### Exercise prompt
Take each line from the entries that holds "배경화면을" and copy it out.

### Data extracts
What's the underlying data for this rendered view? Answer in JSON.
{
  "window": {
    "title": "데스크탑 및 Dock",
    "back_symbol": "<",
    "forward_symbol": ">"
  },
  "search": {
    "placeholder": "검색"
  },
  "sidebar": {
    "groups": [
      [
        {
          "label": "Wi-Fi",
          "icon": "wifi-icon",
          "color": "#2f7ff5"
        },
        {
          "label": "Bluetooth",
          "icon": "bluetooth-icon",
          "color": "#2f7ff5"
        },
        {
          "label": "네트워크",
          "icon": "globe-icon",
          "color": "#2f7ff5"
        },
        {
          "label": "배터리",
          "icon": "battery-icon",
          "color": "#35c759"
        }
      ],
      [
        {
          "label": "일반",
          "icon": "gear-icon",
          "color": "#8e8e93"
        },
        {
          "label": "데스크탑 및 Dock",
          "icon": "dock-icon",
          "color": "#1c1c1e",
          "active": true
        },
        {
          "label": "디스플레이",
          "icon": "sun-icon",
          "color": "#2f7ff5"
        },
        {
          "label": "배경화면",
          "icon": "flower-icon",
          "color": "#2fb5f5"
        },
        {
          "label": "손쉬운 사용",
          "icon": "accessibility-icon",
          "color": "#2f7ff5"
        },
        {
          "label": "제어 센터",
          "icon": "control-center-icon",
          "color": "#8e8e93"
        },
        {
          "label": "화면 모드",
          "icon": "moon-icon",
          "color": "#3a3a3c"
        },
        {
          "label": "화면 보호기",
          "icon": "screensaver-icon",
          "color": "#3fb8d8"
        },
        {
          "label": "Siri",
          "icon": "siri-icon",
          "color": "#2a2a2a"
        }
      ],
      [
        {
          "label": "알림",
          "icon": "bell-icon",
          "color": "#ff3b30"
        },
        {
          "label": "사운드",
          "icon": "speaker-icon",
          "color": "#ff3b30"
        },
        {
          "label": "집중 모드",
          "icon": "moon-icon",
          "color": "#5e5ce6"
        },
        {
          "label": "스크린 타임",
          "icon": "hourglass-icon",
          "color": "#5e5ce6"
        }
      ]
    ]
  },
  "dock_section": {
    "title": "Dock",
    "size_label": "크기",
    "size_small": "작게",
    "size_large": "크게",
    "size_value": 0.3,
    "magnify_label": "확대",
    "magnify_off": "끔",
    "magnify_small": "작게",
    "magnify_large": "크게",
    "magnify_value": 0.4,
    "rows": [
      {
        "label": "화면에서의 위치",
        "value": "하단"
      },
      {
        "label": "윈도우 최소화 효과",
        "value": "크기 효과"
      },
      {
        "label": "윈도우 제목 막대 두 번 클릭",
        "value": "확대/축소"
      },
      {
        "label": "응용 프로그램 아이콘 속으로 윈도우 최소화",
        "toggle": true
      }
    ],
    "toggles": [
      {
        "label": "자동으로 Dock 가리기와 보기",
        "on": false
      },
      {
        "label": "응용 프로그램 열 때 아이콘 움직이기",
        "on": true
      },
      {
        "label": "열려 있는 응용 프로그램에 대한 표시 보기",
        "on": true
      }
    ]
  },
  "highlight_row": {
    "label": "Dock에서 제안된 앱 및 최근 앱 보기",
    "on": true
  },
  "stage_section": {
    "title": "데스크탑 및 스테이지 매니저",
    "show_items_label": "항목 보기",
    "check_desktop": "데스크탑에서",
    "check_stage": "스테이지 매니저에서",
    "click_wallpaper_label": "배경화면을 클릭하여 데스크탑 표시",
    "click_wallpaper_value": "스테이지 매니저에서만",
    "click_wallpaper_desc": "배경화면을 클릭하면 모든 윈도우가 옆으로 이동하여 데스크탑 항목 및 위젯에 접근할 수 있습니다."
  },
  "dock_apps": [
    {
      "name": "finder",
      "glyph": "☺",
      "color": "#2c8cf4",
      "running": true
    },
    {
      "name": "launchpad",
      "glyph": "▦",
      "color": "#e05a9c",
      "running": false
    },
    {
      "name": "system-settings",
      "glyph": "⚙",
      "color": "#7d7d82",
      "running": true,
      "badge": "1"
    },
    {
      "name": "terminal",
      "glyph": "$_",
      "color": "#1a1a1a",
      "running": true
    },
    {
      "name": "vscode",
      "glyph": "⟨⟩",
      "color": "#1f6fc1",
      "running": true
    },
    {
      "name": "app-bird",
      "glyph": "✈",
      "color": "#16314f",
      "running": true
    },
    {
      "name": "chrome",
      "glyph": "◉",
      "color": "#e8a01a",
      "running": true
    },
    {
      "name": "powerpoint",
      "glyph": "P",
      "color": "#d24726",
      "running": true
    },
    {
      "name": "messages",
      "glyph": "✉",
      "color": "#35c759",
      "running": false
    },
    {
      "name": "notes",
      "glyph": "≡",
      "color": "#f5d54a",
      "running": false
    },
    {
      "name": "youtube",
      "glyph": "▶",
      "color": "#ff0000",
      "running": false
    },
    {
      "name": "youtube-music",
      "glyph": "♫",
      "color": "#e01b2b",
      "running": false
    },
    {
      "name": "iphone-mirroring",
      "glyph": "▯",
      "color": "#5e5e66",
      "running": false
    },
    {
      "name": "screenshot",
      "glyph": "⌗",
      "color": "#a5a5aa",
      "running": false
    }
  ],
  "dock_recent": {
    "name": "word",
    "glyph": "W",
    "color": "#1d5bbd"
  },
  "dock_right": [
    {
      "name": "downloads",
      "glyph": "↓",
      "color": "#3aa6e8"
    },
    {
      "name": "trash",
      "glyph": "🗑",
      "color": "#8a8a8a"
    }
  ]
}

### Solution to this problem
    "click_wallpaper_label": "배경화면을 클릭하여 데스크탑 표시",
    "click_wallpaper_desc": "배경화면을 클릭하면 모든 윈도우가 옆으로 이동하여 데스크탑 항목 및 위젯에 접근할 수 있습니다."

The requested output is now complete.